Every day in American schools, 200,000 children are physically attacked and 21,000 are raped or assaulted with a weapon. Between 8% and 10% of high school students carry guns to school every day. Every day there are 30 to 50 cases of school violence in a typical midsize high school, and half involve guns. One out of every three high school students has been involved in a physical fight, and one in nine needed medical treatment because of a fight.

Juvenile violence, fighting and bullying are so normal that one authority, Dr. Lois Flaherty, said, “it can be viewed as a symptom of an undercurrent of violence that is our basic cultural identity.”

Experts on juvenile violence have theories to explain why some teens act out aggressively. Children who have no fathers, who grow up in homes where they are physically and emotionally abused, neglected or punished by beatings, or who are exposed to community or family violence or substance abuse are more likely to become aggressive teens. One study found that physically abused children are two to three times more likely to be arrested as adults. Some experts point to “peer parenting,” arguing that teens have to be constantly “cool” and hide their emotions or vulnerabilities among each other, which leads to inappropriate expressions of anger. While some believe that violent media and video games make teens more violent, studies do not back up that contention.

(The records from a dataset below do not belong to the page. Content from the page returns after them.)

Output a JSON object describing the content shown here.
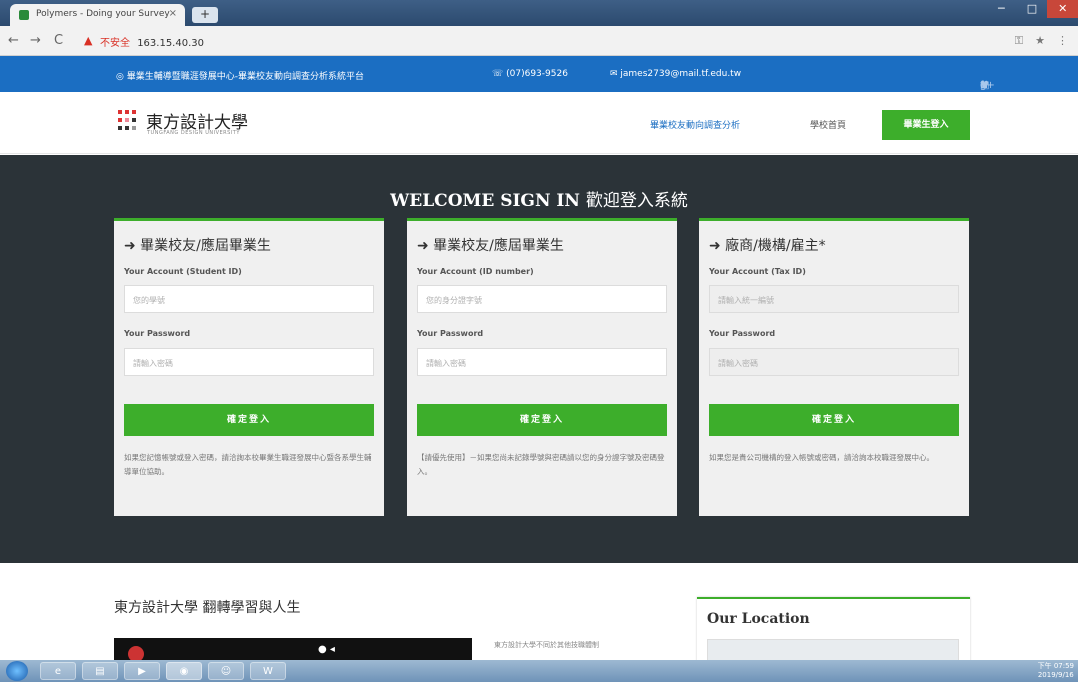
{
  "browser": {
    "tab_title": "Polymers - Doing your Survey",
    "tab_close": "×",
    "new_tab": "+",
    "back": "←",
    "forward": "→",
    "reload": "C",
    "not_secure": "不安全",
    "url": "163.15.40.30",
    "window_min": "─",
    "window_max": "□",
    "window_close": "✕",
    "right_icons": [
      "⚿",
      "★",
      "⋮"
    ]
  },
  "topbar": {
    "org": "◎ 畢業生輔導暨職涯發展中心-畢業校友動向調查分析系統平台",
    "phone": "☏ (07)693-9526",
    "email": "✉ james2739@mail.tf.edu.tw",
    "social": [
      "♥",
      "f",
      "g+",
      "▣",
      "◠"
    ]
  },
  "header": {
    "logo_title": "東方設計大學",
    "logo_sub": "TUNGFANG DESIGN UNIVERSITY",
    "menu_survey": "畢業校友動向調查分析",
    "menu_home": "學校首頁",
    "login": "畢業生登入"
  },
  "hero": {
    "welcome_en": "WELCOME SIGN IN",
    "welcome_zh": "歡迎登入系統",
    "cards": [
      {
        "title": "➜ 畢業校友/應屆畢業生",
        "account_label": "Your Account (Student ID)",
        "account_placeholder": "您的學號",
        "password_label": "Your Password",
        "password_placeholder": "請輸入密碼",
        "button": "確定登入",
        "note": "如果您記憶帳號或登入密碼，請洽詢本校畢業生職涯發展中心暨各系學生輔導單位協助。"
      },
      {
        "title": "➜ 畢業校友/應屆畢業生",
        "account_label": "Your Account (ID number)",
        "account_placeholder": "您的身分證字號",
        "password_label": "Your Password",
        "password_placeholder": "請輸入密碼",
        "button": "確定登入",
        "note": "【請優先使用】－如果您尚未記錄學號與密碼請以您的身分證字號及密碼登入。"
      },
      {
        "title": "➜ 廠商/機構/雇主*",
        "account_label": "Your Account (Tax ID)",
        "account_placeholder": "請輸入統一編號",
        "password_label": "Your Password",
        "password_placeholder": "請輸入密碼",
        "button": "確定登入",
        "note": "如果您是貴公司機構的登入帳號或密碼，請洽詢本校職涯發展中心。"
      }
    ]
  },
  "lower": {
    "section_title": "東方設計大學 翻轉學習與人生",
    "side_text": "東方設計大學不同於其他技職體制",
    "location_title": "Our Location"
  },
  "taskbar": {
    "apps": [
      "e",
      "▤",
      "▶",
      "◉",
      "☺",
      "W"
    ],
    "time": "下午 07:59",
    "date": "2019/9/16"
  }
}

Studies do back up the notion that certain children are born prone to violence. For example, the most aggressive teens usually have a long history of fighting and poor anger management that begins in preschool. One study of four-year-olds found that higher levels of testosterone lead to more dominant playground behaviors. Teens easily angered and impulsive are more likely to have lower levels of prolectin in their brains and to suffer from sleep problems. Another study linked aggression to unevenness in male brain structures and to the size of their amygdala.

Children with Attention Deficit Disorder are usually more likely to get into fights because they cannot “read” other people. They are impulsive and overreact to threats that may not even be real.

How can you tell if your teen is normal or if he or she has a real problem with aggression? Go through the following list of danger signs – if your child has more than three or four, he or she may have the potential for acting out in a violent way:

Frequent loss of temper over minor incidents;

Increased risk-taking and sensation seeking;

Increased abuse of alcohol and drugs;

Disregard for property;

Fascination with gangs, weapons and/or the occult;

Violent fantasies;

Scaring or hurting animals;

Taunting others;

Provoking conflicts;

Violent threats;

School failure;

Problems with school or legal authorities;

Easily frustrated and intolerant;

Poor impulse control and anger management.

This teen is often constantly in trouble with school authorities and making family life a nightmare. This teen is always angry and “flying off the handle” at little things. If this describes your child, you should see a psychologist or psychiatrist specializing in adolescents. Your child needs to be tested for disorders such as bipolar, Attention Deficit, Oppositional Defiant and other medical problems. Treatment may include medication, cognitive behavioral therapy, family counseling, anger management training, and substance abuse rehabilitation.